**REQUIREMENT:** Reproduce all of the data, making sure that no line differs from the original.

[Records excerpted from a collection]
|---|

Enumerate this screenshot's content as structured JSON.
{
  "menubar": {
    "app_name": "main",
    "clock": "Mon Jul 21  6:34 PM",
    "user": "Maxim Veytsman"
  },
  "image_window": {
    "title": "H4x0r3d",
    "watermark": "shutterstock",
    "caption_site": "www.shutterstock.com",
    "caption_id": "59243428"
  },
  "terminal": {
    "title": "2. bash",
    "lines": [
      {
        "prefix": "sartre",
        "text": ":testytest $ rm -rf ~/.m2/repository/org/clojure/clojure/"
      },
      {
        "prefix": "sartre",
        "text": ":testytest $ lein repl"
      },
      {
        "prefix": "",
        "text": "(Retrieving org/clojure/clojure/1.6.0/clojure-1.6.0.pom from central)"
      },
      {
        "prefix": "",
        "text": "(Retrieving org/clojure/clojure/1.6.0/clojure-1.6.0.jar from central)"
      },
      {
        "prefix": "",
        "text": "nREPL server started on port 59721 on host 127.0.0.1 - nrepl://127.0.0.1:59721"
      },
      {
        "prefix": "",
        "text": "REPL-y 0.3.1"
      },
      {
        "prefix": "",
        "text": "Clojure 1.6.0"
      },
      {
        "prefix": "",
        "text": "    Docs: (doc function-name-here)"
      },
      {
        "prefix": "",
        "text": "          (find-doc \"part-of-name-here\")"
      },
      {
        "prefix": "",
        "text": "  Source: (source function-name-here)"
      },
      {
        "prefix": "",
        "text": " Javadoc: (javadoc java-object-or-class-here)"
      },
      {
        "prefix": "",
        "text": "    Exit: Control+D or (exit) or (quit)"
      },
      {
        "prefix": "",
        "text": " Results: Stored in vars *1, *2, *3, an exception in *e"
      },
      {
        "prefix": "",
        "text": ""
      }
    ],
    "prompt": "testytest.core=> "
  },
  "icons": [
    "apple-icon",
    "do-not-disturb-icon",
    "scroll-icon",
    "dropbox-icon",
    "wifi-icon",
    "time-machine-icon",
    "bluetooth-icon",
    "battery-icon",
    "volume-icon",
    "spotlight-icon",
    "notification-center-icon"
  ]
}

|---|

**TASK OUTPUT:**
Enumerate this screenshot's content as structured JSON.
{
  "menubar": {
    "app_name": "main",
    "clock": "Mon Jul 21  6:34 PM",
    "user": "Maxim Veytsman"
  },
  "image_window": {
    "title": "H4x0r3d",
    "watermark": "shutterstock",
    "caption_site": "www.shutterstock.com",
    "caption_id": "59243428"
  },
  "terminal": {
    "title": "2. bash",
    "lines": [
      {
        "prefix": "sartre",
        "text": ":testytest $ rm -rf ~/.m2/repository/org/clojure/clojure/"
      },
      {
        "prefix": "sartre",
        "text": ":testytest $ lein repl"
      },
      {
        "prefix": "",
        "text": "(Retrieving org/clojure/clojure/1.6.0/clojure-1.6.0.pom from central)"
      },
      {
        "prefix": "",
        "text": "(Retrieving org/clojure/clojure/1.6.0/clojure-1.6.0.jar from central)"
      },
      {
        "prefix": "",
        "text": "nREPL server started on port 59721 on host 127.0.0.1 - nrepl://127.0.0.1:59721"
      },
      {
        "prefix": "",
        "text": "REPL-y 0.3.1"
      },
      {
        "prefix": "",
        "text": "Clojure 1.6.0"
      },
      {
        "prefix": "",
        "text": "    Docs: (doc function-name-here)"
      },
      {
        "prefix": "",
        "text": "          (find-doc \"part-of-name-here\")"
      },
      {
        "prefix": "",
        "text": "  Source: (source function-name-here)"
      },
      {
        "prefix": "",
        "text": " Javadoc: (javadoc java-object-or-class-here)"
      },
      {
        "prefix": "",
        "text": "    Exit: Control+D or (exit) or (quit)"
      },
      {
        "prefix": "",
        "text": " Results: Stored in vars *1, *2, *3, an exception in *e"
      },
      {
        "prefix": "",
        "text": ""
      }
    ],
    "prompt": "testytest.core=> "
  },
  "icons": [
    "apple-icon",
    "do-not-disturb-icon",
    "scroll-icon",
    "dropbox-icon",
    "wifi-icon",
    "time-machine-icon",
    "bluetooth-icon",
    "battery-icon",
    "volume-icon",
    "spotlight-icon",
    "notification-center-icon"
  ]
}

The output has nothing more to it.